◆ **WORK REQUIRED**
Copy out every line of the data that follows, exactly.

◆ **RECORD EXTRACTS**
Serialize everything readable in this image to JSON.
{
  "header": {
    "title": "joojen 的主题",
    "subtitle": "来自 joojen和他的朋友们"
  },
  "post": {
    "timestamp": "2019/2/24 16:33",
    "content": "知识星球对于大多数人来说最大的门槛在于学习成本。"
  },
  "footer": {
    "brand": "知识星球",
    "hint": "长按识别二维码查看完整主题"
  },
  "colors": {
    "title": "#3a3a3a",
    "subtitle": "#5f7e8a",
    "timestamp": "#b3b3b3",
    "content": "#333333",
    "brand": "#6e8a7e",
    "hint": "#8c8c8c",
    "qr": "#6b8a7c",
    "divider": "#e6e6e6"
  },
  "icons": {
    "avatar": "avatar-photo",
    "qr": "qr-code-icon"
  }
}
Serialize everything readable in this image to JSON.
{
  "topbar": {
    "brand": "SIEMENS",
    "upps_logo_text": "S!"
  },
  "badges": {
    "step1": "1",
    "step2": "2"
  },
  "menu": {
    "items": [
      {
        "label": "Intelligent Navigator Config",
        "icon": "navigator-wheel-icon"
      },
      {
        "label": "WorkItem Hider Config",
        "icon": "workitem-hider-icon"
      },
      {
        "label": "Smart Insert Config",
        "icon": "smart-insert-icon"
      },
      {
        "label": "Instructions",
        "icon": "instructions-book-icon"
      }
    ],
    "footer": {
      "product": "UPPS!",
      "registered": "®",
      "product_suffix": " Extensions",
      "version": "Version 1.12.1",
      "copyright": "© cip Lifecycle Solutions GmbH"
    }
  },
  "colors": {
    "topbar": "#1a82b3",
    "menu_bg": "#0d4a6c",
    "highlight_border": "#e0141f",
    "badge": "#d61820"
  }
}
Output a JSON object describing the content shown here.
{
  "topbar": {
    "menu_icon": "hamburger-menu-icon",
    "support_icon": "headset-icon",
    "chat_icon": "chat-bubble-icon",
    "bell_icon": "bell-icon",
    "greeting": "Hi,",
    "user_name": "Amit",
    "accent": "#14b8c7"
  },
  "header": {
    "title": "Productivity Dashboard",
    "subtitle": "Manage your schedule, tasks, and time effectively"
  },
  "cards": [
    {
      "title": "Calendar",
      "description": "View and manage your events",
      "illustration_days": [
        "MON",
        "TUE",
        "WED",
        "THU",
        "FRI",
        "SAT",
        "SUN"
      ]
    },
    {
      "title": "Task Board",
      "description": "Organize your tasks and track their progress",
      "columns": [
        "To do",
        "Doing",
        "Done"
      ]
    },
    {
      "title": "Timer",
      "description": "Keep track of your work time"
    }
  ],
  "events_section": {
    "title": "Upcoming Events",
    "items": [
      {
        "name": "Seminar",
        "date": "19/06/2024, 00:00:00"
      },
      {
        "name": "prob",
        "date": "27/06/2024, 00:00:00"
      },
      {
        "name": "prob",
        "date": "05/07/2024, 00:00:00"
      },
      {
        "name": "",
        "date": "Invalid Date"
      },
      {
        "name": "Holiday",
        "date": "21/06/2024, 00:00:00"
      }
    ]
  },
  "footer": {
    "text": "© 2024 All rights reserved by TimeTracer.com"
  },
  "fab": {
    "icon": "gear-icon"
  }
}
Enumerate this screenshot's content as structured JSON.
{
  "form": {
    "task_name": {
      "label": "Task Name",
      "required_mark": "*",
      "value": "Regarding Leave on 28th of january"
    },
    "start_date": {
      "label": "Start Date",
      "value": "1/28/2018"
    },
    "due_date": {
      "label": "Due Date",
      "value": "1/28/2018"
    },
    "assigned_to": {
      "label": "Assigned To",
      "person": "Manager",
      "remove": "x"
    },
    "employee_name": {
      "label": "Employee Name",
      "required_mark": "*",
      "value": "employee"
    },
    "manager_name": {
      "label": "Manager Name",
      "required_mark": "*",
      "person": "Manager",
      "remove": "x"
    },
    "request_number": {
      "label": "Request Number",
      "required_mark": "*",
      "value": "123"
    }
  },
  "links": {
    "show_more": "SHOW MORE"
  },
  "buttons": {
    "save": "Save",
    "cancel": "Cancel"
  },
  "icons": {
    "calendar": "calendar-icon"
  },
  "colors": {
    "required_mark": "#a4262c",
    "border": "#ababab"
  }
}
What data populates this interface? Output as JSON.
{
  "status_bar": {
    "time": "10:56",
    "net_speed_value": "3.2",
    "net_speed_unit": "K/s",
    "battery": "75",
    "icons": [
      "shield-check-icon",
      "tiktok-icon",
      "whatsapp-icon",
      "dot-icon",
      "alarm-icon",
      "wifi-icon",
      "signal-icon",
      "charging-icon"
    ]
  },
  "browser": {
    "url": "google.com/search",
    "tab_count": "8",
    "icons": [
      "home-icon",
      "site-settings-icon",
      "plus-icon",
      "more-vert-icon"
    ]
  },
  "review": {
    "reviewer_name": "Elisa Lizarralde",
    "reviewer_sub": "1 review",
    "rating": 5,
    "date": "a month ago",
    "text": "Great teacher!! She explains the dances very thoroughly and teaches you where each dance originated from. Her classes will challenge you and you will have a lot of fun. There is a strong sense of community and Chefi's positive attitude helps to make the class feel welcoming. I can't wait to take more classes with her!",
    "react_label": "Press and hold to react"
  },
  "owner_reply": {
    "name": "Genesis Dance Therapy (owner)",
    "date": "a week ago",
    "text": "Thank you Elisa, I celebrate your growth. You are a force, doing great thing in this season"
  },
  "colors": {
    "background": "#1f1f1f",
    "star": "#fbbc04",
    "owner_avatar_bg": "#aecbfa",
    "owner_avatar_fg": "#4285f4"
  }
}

◆ **RESPONSE TO THE TASK**
Serialize everything readable in this image to JSON.
{
  "header": {
    "title": "joojen 的主题",
    "subtitle": "来自 joojen和他的朋友们"
  },
  "post": {
    "timestamp": "2019/2/24 16:33",
    "content": "知识星球对于大多数人来说最大的门槛在于学习成本。"
  },
  "footer": {
    "brand": "知识星球",
    "hint": "长按识别二维码查看完整主题"
  },
  "colors": {
    "title": "#3a3a3a",
    "subtitle": "#5f7e8a",
    "timestamp": "#b3b3b3",
    "content": "#333333",
    "brand": "#6e8a7e",
    "hint": "#8c8c8c",
    "qr": "#6b8a7c",
    "divider": "#e6e6e6"
  },
  "icons": {
    "avatar": "avatar-photo",
    "qr": "qr-code-icon"
  }
}
Serialize everything readable in this image to JSON.
{
  "topbar": {
    "brand": "SIEMENS",
    "upps_logo_text": "S!"
  },
  "badges": {
    "step1": "1",
    "step2": "2"
  },
  "menu": {
    "items": [
      {
        "label": "Intelligent Navigator Config",
        "icon": "navigator-wheel-icon"
      },
      {
        "label": "WorkItem Hider Config",
        "icon": "workitem-hider-icon"
      },
      {
        "label": "Smart Insert Config",
        "icon": "smart-insert-icon"
      },
      {
        "label": "Instructions",
        "icon": "instructions-book-icon"
      }
    ],
    "footer": {
      "product": "UPPS!",
      "registered": "®",
      "product_suffix": " Extensions",
      "version": "Version 1.12.1",
      "copyright": "© cip Lifecycle Solutions GmbH"
    }
  },
  "colors": {
    "topbar": "#1a82b3",
    "menu_bg": "#0d4a6c",
    "highlight_border": "#e0141f",
    "badge": "#d61820"
  }
}
Output a JSON object describing the content shown here.
{
  "topbar": {
    "menu_icon": "hamburger-menu-icon",
    "support_icon": "headset-icon",
    "chat_icon": "chat-bubble-icon",
    "bell_icon": "bell-icon",
    "greeting": "Hi,",
    "user_name": "Amit",
    "accent": "#14b8c7"
  },
  "header": {
    "title": "Productivity Dashboard",
    "subtitle": "Manage your schedule, tasks, and time effectively"
  },
  "cards": [
    {
      "title": "Calendar",
      "description": "View and manage your events",
      "illustration_days": [
        "MON",
        "TUE",
        "WED",
        "THU",
        "FRI",
        "SAT",
        "SUN"
      ]
    },
    {
      "title": "Task Board",
      "description": "Organize your tasks and track their progress",
      "columns": [
        "To do",
        "Doing",
        "Done"
      ]
    },
    {
      "title": "Timer",
      "description": "Keep track of your work time"
    }
  ],
  "events_section": {
    "title": "Upcoming Events",
    "items": [
      {
        "name": "Seminar",
        "date": "19/06/2024, 00:00:00"
      },
      {
        "name": "prob",
        "date": "27/06/2024, 00:00:00"
      },
      {
        "name": "prob",
        "date": "05/07/2024, 00:00:00"
      },
      {
        "name": "",
        "date": "Invalid Date"
      },
      {
        "name": "Holiday",
        "date": "21/06/2024, 00:00:00"
      }
    ]
  },
  "footer": {
    "text": "© 2024 All rights reserved by TimeTracer.com"
  },
  "fab": {
    "icon": "gear-icon"
  }
}
Enumerate this screenshot's content as structured JSON.
{
  "form": {
    "task_name": {
      "label": "Task Name",
      "required_mark": "*",
      "value": "Regarding Leave on 28th of january"
    },
    "start_date": {
      "label": "Start Date",
      "value": "1/28/2018"
    },
    "due_date": {
      "label": "Due Date",
      "value": "1/28/2018"
    },
    "assigned_to": {
      "label": "Assigned To",
      "person": "Manager",
      "remove": "x"
    },
    "employee_name": {
      "label": "Employee Name",
      "required_mark": "*",
      "value": "employee"
    },
    "manager_name": {
      "label": "Manager Name",
      "required_mark": "*",
      "person": "Manager",
      "remove": "x"
    },
    "request_number": {
      "label": "Request Number",
      "required_mark": "*",
      "value": "123"
    }
  },
  "links": {
    "show_more": "SHOW MORE"
  },
  "buttons": {
    "save": "Save",
    "cancel": "Cancel"
  },
  "icons": {
    "calendar": "calendar-icon"
  },
  "colors": {
    "required_mark": "#a4262c",
    "border": "#ababab"
  }
}
What data populates this interface? Output as JSON.
{
  "status_bar": {
    "time": "10:56",
    "net_speed_value": "3.2",
    "net_speed_unit": "K/s",
    "battery": "75",
    "icons": [
      "shield-check-icon",
      "tiktok-icon",
      "whatsapp-icon",
      "dot-icon",
      "alarm-icon",
      "wifi-icon",
      "signal-icon",
      "charging-icon"
    ]
  },
  "browser": {
    "url": "google.com/search",
    "tab_count": "8",
    "icons": [
      "home-icon",
      "site-settings-icon",
      "plus-icon",
      "more-vert-icon"
    ]
  },
  "review": {
    "reviewer_name": "Elisa Lizarralde",
    "reviewer_sub": "1 review",
    "rating": 5,
    "date": "a month ago",
    "text": "Great teacher!! She explains the dances very thoroughly and teaches you where each dance originated from. Her classes will challenge you and you will have a lot of fun. There is a strong sense of community and Chefi's positive attitude helps to make the class feel welcoming. I can't wait to take more classes with her!",
    "react_label": "Press and hold to react"
  },
  "owner_reply": {
    "name": "Genesis Dance Therapy (owner)",
    "date": "a week ago",
    "text": "Thank you Elisa, I celebrate your growth. You are a force, doing great thing in this season"
  },
  "colors": {
    "background": "#1f1f1f",
    "star": "#fbbc04",
    "owner_avatar_bg": "#aecbfa",
    "owner_avatar_fg": "#4285f4"
  }
}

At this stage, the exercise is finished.